Input material:

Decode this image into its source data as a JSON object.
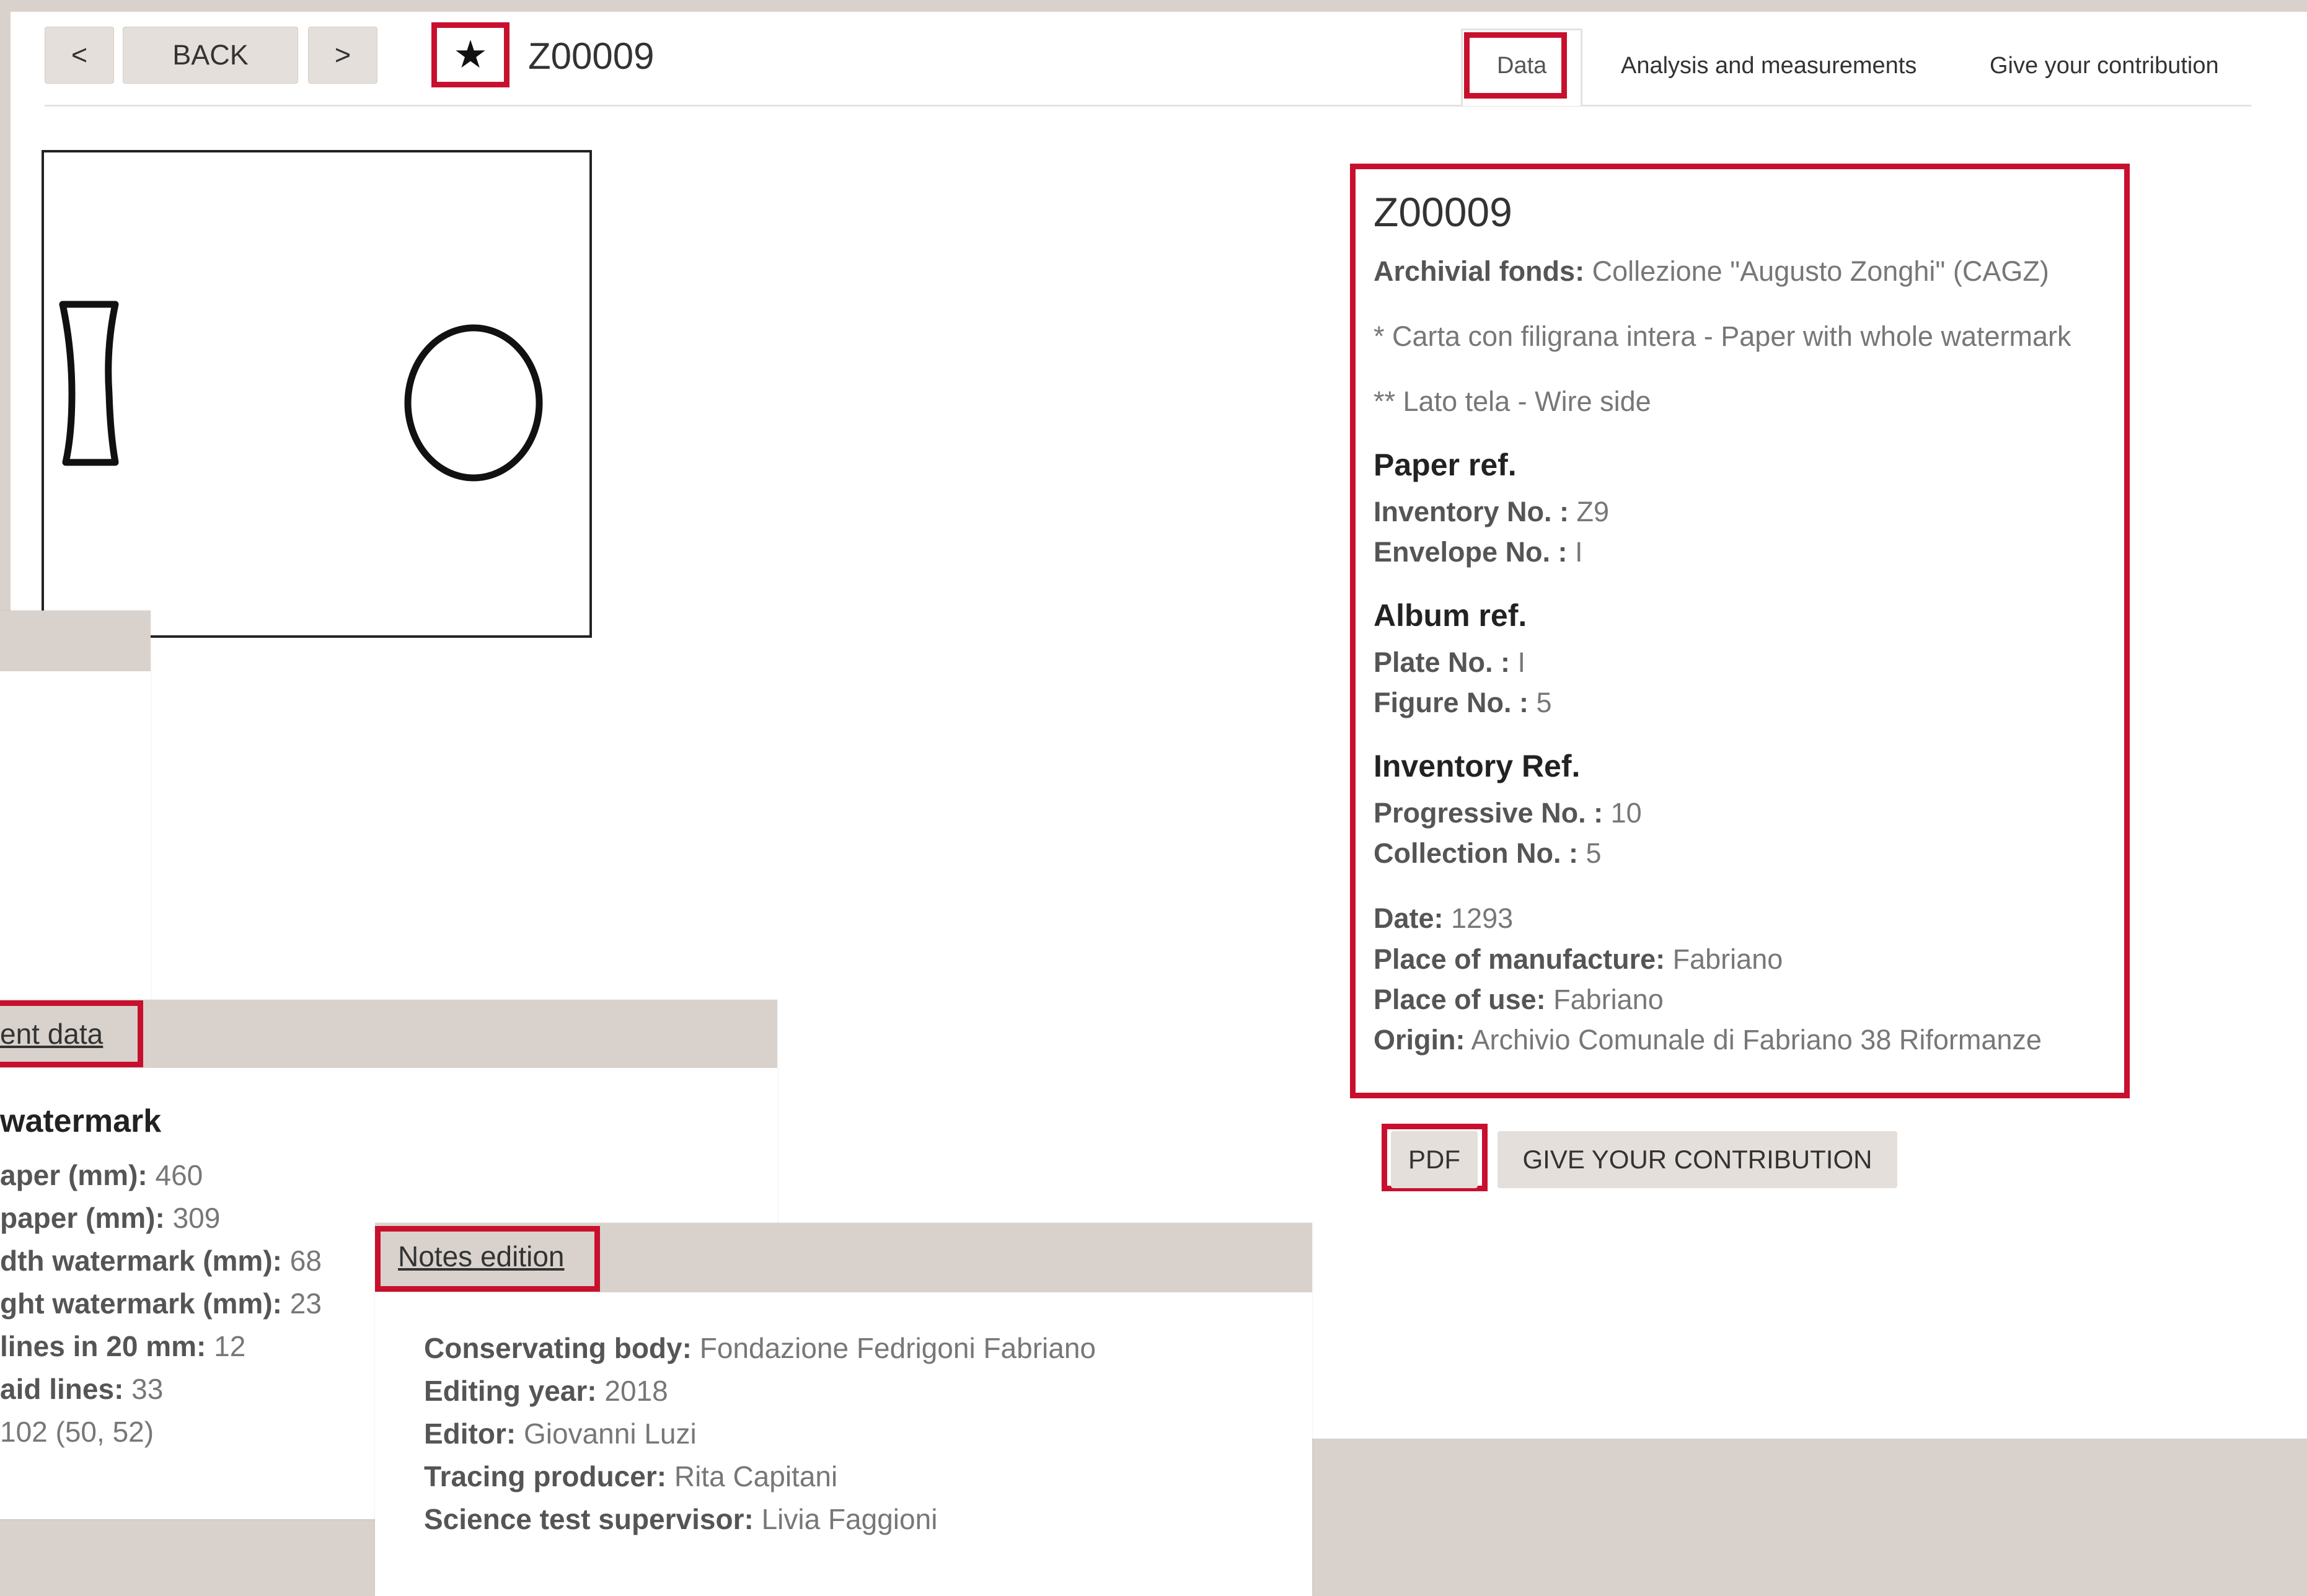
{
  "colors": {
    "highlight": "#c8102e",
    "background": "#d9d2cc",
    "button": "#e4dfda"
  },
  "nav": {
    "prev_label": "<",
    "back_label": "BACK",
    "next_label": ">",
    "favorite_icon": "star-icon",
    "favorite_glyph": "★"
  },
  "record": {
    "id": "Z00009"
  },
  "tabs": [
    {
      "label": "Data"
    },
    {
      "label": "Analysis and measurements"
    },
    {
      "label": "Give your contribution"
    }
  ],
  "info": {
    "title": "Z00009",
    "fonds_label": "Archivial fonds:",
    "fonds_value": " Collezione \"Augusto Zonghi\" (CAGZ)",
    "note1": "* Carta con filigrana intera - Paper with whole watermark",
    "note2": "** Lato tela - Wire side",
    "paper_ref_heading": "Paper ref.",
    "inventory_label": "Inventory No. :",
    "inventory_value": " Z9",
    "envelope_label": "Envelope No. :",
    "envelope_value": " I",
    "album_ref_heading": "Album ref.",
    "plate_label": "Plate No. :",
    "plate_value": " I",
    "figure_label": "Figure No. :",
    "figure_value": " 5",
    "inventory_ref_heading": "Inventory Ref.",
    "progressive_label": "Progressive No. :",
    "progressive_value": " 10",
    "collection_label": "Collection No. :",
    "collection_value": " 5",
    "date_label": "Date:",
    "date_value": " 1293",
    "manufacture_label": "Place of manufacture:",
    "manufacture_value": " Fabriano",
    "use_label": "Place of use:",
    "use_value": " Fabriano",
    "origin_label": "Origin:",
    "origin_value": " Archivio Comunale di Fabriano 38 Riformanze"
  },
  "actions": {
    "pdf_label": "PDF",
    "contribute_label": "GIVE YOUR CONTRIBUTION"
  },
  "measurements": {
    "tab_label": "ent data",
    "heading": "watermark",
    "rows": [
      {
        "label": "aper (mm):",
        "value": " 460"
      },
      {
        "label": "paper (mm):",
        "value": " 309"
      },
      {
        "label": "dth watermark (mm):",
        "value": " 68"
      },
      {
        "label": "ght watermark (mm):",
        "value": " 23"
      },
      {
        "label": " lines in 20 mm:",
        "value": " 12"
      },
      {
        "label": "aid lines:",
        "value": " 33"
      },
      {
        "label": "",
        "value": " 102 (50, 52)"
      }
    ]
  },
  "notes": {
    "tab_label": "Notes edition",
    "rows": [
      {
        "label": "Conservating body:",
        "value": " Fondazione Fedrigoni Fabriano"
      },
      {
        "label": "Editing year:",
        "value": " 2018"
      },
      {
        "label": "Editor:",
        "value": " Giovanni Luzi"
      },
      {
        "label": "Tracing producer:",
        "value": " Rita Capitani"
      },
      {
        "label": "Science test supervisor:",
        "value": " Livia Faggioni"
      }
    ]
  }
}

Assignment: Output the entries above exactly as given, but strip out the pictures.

Result below:
Decode this image into its source data as a JSON object.
{
  "colors": {
    "highlight": "#c8102e",
    "background": "#d9d2cc",
    "button": "#e4dfda"
  },
  "nav": {
    "prev_label": "<",
    "back_label": "BACK",
    "next_label": ">",
    "favorite_icon": "star-icon",
    "favorite_glyph": "★"
  },
  "record": {
    "id": "Z00009"
  },
  "tabs": [
    {
      "label": "Data"
    },
    {
      "label": "Analysis and measurements"
    },
    {
      "label": "Give your contribution"
    }
  ],
  "info": {
    "title": "Z00009",
    "fonds_label": "Archivial fonds:",
    "fonds_value": " Collezione \"Augusto Zonghi\" (CAGZ)",
    "note1": "* Carta con filigrana intera - Paper with whole watermark",
    "note2": "** Lato tela - Wire side",
    "paper_ref_heading": "Paper ref.",
    "inventory_label": "Inventory No. :",
    "inventory_value": " Z9",
    "envelope_label": "Envelope No. :",
    "envelope_value": " I",
    "album_ref_heading": "Album ref.",
    "plate_label": "Plate No. :",
    "plate_value": " I",
    "figure_label": "Figure No. :",
    "figure_value": " 5",
    "inventory_ref_heading": "Inventory Ref.",
    "progressive_label": "Progressive No. :",
    "progressive_value": " 10",
    "collection_label": "Collection No. :",
    "collection_value": " 5",
    "date_label": "Date:",
    "date_value": " 1293",
    "manufacture_label": "Place of manufacture:",
    "manufacture_value": " Fabriano",
    "use_label": "Place of use:",
    "use_value": " Fabriano",
    "origin_label": "Origin:",
    "origin_value": " Archivio Comunale di Fabriano 38 Riformanze"
  },
  "actions": {
    "pdf_label": "PDF",
    "contribute_label": "GIVE YOUR CONTRIBUTION"
  },
  "measurements": {
    "tab_label": "ent data",
    "heading": "watermark",
    "rows": [
      {
        "label": "aper (mm):",
        "value": " 460"
      },
      {
        "label": "paper (mm):",
        "value": " 309"
      },
      {
        "label": "dth watermark (mm):",
        "value": " 68"
      },
      {
        "label": "ght watermark (mm):",
        "value": " 23"
      },
      {
        "label": " lines in 20 mm:",
        "value": " 12"
      },
      {
        "label": "aid lines:",
        "value": " 33"
      },
      {
        "label": "",
        "value": " 102 (50, 52)"
      }
    ]
  },
  "notes": {
    "tab_label": "Notes edition",
    "rows": [
      {
        "label": "Conservating body:",
        "value": " Fondazione Fedrigoni Fabriano"
      },
      {
        "label": "Editing year:",
        "value": " 2018"
      },
      {
        "label": "Editor:",
        "value": " Giovanni Luzi"
      },
      {
        "label": "Tracing producer:",
        "value": " Rita Capitani"
      },
      {
        "label": "Science test supervisor:",
        "value": " Livia Faggioni"
      }
    ]
  }
}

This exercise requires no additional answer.